Director: Suzette Heald
Release: 2010
Length: 64 mins
Location: Kenya, Africa

In 1998, a new movement swept through Kuria, in S.W. Kenya with dramatic effect. Cattle raiding fuelled by the increasing presence of guns had led to a situation of total insecurity, with all in fear of the thieves. In April of that year, a group of men in just one location, Bukira East, effected a new organisation merging ideas from the Tanzanian vigilante movement, sungusungu, with their own indigenous assembly, the iritongo. Within a year the movement had spread throughout Kuria and the District as a whole was at peace. This film revisits the iritongo movement ten years later. In telling the story of its origin, and its current operation, it reveals a broad contrast between the areas where the iritongo still operates, though with some difficulty, and those where it has faltered and died. In these latter areas there has been a revival of clan raiding and warfare. The film is observational in style, with the situation described through the words of the participants, emphasizing their agency. There is, thus, extensive use of sub-titles.

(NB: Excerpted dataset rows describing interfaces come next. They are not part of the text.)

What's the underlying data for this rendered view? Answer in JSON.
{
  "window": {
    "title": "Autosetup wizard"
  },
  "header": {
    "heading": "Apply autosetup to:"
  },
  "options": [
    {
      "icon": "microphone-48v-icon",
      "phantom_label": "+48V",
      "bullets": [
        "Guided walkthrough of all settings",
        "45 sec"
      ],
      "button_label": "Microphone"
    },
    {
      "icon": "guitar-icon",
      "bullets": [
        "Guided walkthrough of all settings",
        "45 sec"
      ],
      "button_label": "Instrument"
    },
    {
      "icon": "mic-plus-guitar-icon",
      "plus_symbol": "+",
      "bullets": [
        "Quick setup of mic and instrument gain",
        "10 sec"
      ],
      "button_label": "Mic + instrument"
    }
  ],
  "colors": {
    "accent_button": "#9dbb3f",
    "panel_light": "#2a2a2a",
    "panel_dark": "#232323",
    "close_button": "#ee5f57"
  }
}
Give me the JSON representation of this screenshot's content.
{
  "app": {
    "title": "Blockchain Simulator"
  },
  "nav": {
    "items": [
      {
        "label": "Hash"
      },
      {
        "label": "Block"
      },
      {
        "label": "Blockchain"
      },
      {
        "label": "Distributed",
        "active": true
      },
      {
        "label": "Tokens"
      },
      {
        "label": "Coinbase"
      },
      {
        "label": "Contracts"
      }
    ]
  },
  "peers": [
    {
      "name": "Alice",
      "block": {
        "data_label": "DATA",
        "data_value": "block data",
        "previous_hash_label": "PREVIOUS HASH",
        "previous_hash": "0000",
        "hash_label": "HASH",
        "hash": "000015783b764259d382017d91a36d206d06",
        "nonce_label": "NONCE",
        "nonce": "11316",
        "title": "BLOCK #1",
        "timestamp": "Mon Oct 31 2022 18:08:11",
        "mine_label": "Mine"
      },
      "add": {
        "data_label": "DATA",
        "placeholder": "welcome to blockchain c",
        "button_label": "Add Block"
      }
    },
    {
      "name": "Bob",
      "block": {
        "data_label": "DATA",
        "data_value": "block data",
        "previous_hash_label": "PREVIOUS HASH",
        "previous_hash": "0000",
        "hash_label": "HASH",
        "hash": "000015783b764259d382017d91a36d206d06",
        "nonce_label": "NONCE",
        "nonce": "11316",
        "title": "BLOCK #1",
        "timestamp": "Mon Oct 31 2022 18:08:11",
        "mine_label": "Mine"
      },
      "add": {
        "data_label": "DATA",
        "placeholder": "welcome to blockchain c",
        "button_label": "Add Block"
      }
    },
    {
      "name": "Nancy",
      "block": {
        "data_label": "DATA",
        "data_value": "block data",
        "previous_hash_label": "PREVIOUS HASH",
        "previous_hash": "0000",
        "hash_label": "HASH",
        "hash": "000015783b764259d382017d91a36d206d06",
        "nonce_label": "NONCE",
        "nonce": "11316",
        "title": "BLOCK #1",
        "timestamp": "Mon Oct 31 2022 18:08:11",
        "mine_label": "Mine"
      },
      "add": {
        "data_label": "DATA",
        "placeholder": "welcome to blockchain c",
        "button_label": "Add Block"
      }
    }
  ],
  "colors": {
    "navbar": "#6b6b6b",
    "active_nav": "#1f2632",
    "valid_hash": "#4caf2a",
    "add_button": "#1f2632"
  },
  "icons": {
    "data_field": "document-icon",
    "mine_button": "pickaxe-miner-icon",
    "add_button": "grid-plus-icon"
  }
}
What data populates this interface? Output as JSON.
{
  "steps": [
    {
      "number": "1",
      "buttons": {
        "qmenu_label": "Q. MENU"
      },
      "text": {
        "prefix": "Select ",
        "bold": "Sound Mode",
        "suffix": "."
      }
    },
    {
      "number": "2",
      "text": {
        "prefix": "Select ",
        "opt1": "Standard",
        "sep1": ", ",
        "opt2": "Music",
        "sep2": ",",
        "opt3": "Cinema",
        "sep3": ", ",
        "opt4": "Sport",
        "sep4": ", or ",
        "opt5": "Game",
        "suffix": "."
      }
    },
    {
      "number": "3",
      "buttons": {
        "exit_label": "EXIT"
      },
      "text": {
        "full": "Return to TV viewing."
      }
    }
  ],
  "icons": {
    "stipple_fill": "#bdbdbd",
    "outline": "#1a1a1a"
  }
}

Director: Martine Journet, Gérard Nougarol, Gabriel Chabamier
Release: 2002
Length: 84 mins
Location: Indonesia, Sulawesi / Asia
Ethnic Group: Wana
Language Wana w/English subtitles

The small ethnic group of the Wana Wewaju live in Indonesia in the eastern part of Sulawesi (Celebes Island) among the dense equatorial rain forest of the Tokkala Mountains. The film documents the traditional healing practices of the Wana shamans. This film is the result of fifteen years of research and constitution of ethnocinématographic archives about the shamanism of Wana People from Sulawesi (Indonesia) See as well the companion film GODS AND SATANS, 87 minutes, 2005.


Director: Martine Journet, Gerard Nougarol
Release: 2005
Length: 87 mins
Location: Indonesia, Sulawesi / Asia
Ethnic Group: Wana

Among the Wana people, semi nomads from the Indonesian (Sulawesi) forest, Indo Pino is a shaman recognized by everybody. Her Nephew, who is also a shaman’s son, converted to Christianity some months ago and is now preaching the visions. And for him, if the visions come from God, the visions of the shamans inevitably must come from Satan. Through the Christian concepts of sin and original fault, good and evil notions are revised, the traditional healing practices of the shamans are heavily under attack. Under our eyes a fight between two worlds of religious conceptions is taking place.